(TASK): From the entries below, determine the number of lines that contain "content". Give that number by itself.

--------------------------------

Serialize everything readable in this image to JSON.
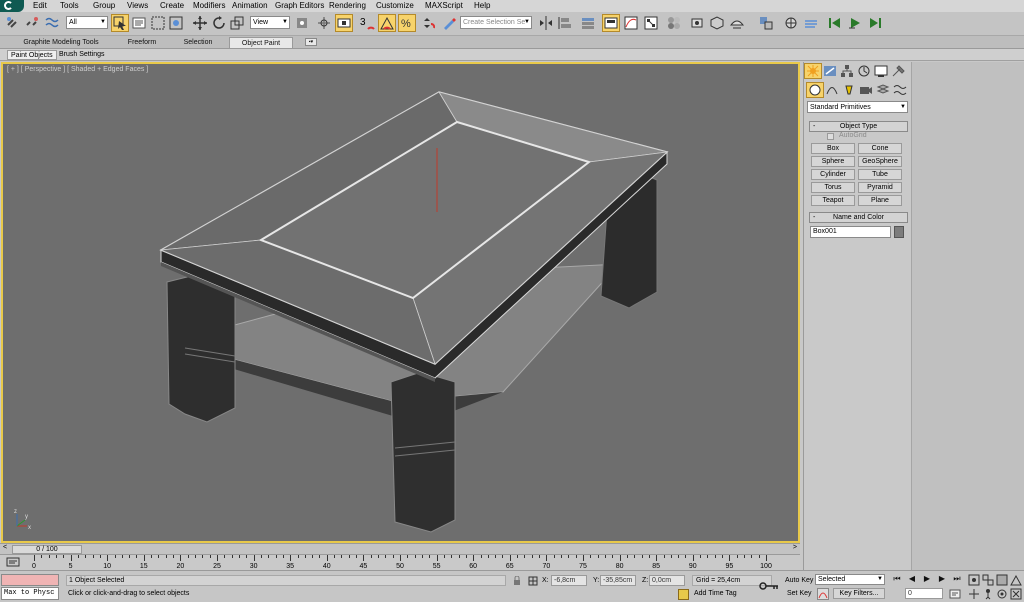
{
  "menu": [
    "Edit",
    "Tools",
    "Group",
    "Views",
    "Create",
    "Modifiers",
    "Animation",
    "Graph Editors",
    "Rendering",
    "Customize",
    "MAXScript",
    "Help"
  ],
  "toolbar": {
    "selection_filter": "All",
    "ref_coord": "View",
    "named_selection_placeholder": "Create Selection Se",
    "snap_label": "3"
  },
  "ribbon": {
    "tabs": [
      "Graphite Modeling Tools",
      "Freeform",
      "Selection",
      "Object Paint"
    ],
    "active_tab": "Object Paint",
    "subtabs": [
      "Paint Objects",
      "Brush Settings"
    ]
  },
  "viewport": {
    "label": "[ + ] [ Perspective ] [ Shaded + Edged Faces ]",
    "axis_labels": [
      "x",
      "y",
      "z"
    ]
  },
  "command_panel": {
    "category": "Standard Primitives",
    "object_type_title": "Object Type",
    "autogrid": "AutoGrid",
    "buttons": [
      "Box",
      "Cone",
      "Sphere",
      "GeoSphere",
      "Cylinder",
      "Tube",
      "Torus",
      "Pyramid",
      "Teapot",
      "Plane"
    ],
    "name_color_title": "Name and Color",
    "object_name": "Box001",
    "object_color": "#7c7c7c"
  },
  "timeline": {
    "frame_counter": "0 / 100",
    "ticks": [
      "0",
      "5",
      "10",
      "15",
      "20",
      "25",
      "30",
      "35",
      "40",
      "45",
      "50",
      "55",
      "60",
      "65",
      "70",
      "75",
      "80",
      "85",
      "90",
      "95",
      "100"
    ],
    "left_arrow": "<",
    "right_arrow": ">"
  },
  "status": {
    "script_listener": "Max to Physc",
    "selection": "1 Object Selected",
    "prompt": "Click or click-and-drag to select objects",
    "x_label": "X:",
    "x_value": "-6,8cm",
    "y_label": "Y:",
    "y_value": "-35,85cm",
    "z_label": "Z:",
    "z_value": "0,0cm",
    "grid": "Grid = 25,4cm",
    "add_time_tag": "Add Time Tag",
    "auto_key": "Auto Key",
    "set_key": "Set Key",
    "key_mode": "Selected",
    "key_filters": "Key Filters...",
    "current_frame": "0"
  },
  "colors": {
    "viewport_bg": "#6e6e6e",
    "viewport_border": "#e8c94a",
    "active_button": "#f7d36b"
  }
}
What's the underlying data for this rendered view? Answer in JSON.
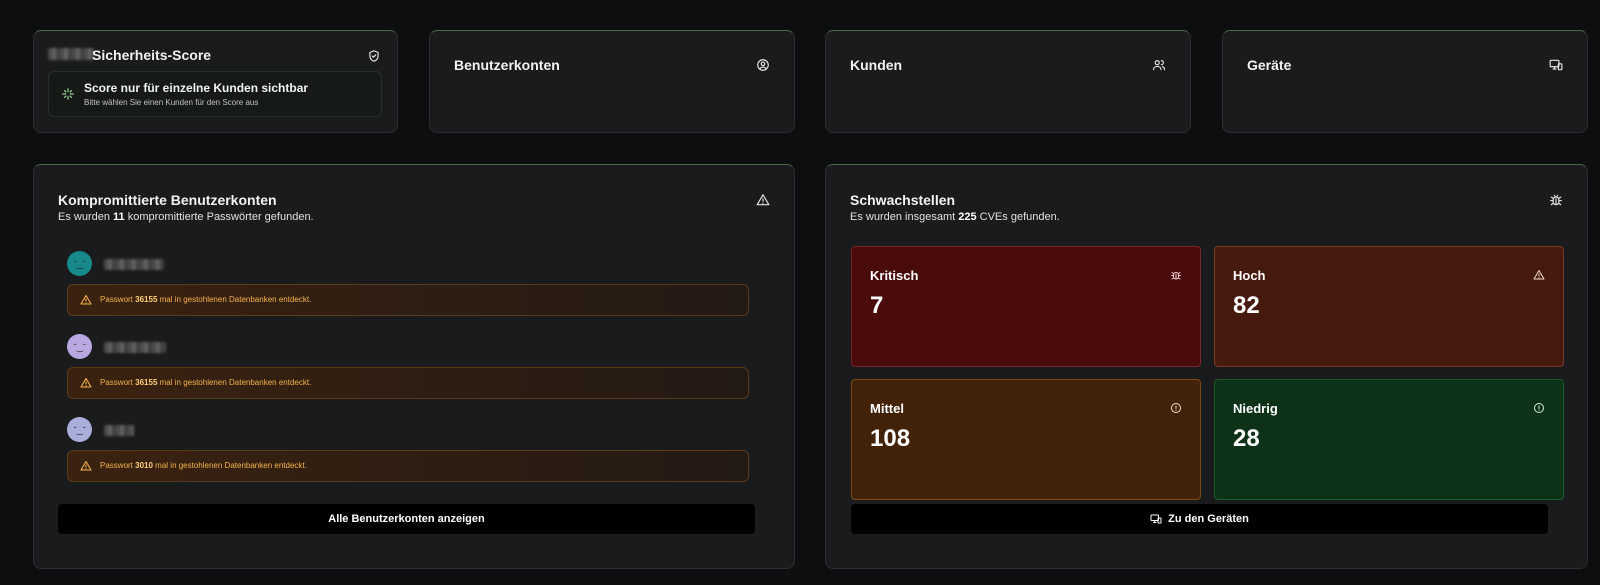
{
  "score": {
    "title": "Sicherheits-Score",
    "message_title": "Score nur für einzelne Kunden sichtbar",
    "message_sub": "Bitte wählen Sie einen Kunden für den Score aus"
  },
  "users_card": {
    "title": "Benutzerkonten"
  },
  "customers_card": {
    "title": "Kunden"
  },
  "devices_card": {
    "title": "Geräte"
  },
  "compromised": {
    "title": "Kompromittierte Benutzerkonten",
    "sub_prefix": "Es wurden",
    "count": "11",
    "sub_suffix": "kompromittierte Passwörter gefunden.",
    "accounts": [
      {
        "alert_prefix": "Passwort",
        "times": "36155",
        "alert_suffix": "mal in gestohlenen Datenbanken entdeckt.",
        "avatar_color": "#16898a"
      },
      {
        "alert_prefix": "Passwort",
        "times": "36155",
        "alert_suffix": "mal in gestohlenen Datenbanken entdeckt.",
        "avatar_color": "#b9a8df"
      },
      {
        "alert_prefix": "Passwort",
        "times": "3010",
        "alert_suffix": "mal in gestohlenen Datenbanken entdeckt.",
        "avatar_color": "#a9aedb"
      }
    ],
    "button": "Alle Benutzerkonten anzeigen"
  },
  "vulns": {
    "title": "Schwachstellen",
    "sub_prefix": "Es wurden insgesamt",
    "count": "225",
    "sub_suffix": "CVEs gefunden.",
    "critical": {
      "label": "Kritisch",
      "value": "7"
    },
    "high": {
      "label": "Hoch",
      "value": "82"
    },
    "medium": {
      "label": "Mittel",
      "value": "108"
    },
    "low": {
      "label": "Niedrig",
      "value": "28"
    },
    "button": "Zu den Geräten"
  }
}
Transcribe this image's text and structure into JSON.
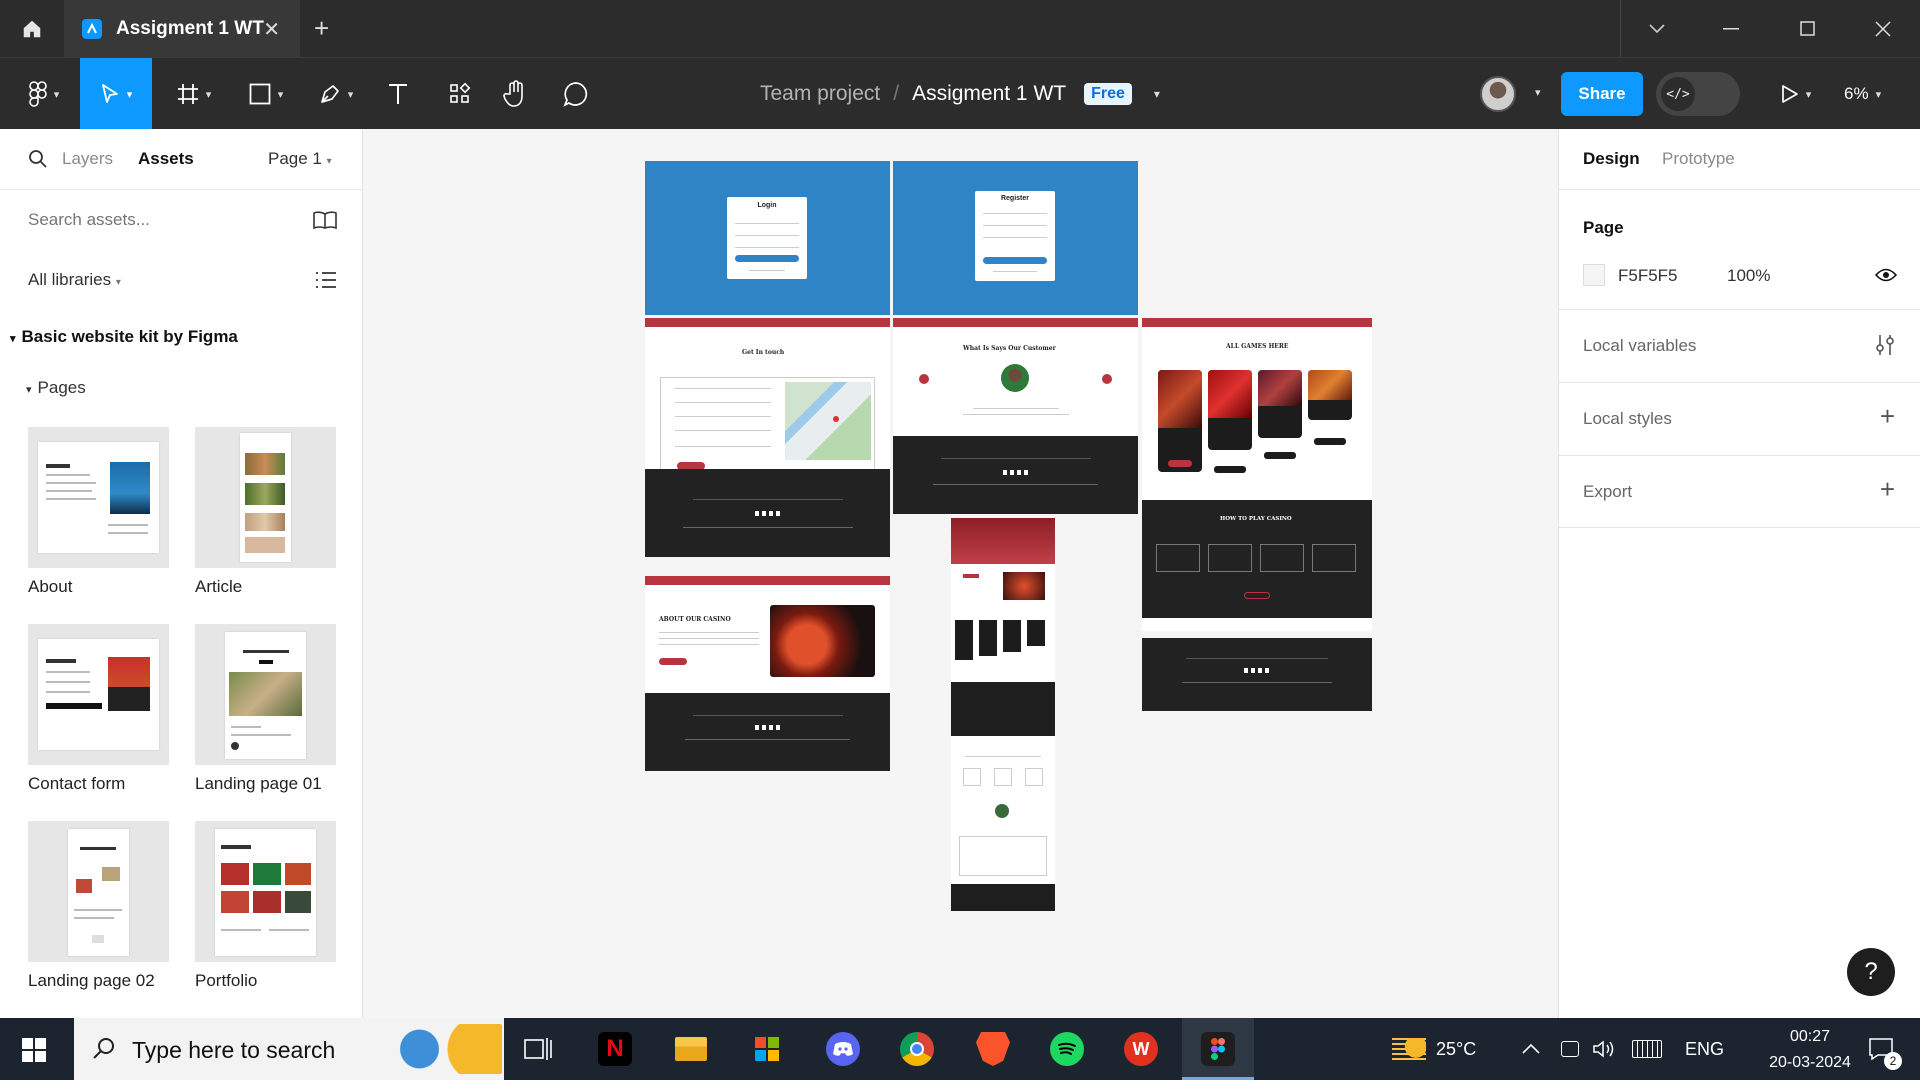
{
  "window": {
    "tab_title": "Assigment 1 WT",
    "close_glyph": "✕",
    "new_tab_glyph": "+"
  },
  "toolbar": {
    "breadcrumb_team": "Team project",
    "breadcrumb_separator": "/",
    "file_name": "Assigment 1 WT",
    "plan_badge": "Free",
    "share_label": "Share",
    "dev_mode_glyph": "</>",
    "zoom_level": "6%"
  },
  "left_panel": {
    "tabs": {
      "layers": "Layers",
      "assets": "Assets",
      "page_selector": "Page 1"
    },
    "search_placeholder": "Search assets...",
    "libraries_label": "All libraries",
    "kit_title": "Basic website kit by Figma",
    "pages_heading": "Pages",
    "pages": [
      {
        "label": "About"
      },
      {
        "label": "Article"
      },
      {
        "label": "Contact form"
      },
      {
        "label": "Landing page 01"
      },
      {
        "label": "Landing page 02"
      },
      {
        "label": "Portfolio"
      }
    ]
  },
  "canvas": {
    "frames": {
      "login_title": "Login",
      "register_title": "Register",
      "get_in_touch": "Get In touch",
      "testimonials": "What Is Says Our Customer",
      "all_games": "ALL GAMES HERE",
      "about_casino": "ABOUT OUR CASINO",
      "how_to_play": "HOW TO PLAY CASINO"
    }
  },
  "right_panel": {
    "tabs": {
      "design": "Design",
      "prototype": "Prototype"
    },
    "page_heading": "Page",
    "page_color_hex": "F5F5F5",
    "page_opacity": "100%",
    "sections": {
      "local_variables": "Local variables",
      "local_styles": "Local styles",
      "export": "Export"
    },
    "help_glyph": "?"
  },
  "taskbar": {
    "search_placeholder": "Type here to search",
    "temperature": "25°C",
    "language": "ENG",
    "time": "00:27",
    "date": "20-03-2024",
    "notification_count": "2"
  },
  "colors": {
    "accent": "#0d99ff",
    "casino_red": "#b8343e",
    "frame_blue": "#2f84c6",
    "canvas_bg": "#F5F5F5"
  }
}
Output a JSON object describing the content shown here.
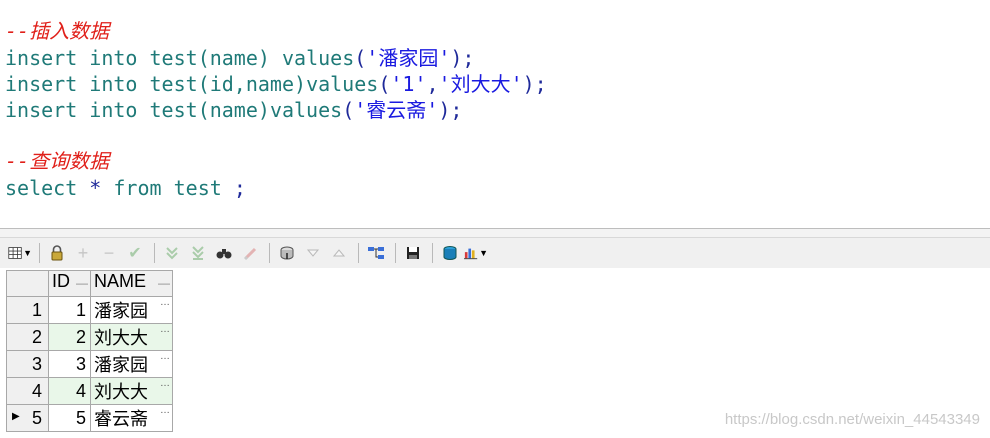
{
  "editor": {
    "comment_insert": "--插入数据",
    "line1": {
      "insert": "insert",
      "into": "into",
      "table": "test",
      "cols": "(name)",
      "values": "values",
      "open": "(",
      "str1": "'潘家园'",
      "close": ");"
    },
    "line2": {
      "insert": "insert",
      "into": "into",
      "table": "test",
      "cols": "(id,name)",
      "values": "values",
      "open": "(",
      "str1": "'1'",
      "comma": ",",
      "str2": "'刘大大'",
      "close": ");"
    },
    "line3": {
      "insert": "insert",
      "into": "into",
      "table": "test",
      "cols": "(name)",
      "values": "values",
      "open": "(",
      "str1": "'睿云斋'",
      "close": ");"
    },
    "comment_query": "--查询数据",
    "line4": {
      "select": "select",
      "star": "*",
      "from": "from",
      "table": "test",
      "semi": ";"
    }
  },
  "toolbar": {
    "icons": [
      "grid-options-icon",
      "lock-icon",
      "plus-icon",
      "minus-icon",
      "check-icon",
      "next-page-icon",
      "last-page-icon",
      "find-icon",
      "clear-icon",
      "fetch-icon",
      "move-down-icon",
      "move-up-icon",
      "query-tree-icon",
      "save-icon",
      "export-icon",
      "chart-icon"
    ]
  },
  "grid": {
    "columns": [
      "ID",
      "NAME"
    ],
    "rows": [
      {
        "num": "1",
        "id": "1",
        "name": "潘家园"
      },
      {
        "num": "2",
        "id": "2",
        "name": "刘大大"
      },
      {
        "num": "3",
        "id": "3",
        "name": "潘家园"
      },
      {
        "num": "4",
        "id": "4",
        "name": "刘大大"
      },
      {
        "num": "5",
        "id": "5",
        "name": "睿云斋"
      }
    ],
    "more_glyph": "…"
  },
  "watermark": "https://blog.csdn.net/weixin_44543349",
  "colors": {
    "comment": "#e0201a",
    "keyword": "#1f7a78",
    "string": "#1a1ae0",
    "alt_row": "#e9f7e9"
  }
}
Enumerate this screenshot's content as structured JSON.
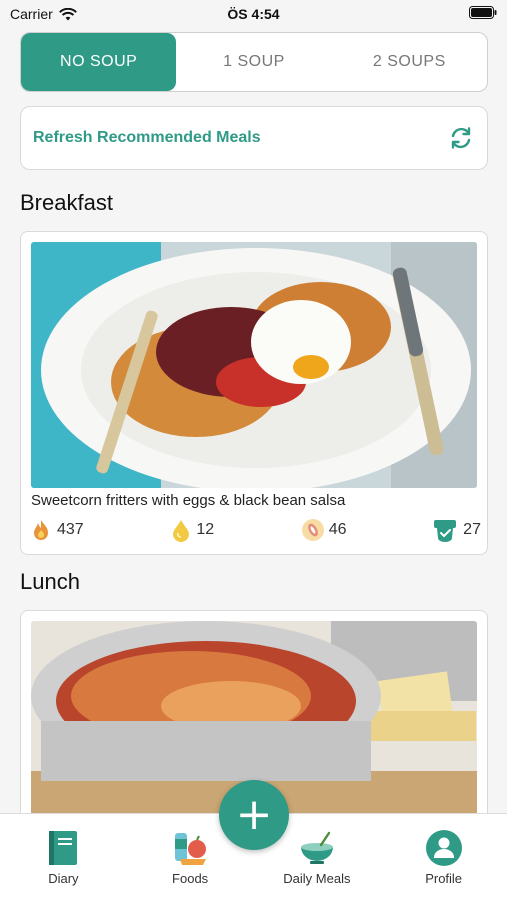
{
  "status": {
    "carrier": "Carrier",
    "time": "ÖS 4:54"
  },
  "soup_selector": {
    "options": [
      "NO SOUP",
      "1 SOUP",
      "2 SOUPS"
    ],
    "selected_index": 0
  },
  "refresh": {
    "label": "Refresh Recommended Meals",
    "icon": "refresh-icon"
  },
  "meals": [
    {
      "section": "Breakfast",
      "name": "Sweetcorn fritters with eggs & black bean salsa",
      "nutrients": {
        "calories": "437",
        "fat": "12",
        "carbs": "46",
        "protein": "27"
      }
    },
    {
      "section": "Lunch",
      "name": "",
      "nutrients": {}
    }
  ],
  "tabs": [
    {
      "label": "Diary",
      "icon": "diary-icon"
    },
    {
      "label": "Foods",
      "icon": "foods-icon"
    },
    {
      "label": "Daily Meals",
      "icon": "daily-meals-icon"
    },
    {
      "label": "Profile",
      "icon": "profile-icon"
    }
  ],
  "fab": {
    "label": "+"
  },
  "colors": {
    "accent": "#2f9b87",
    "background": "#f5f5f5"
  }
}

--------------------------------

(RESULT FOR THIS EXERCISE): 2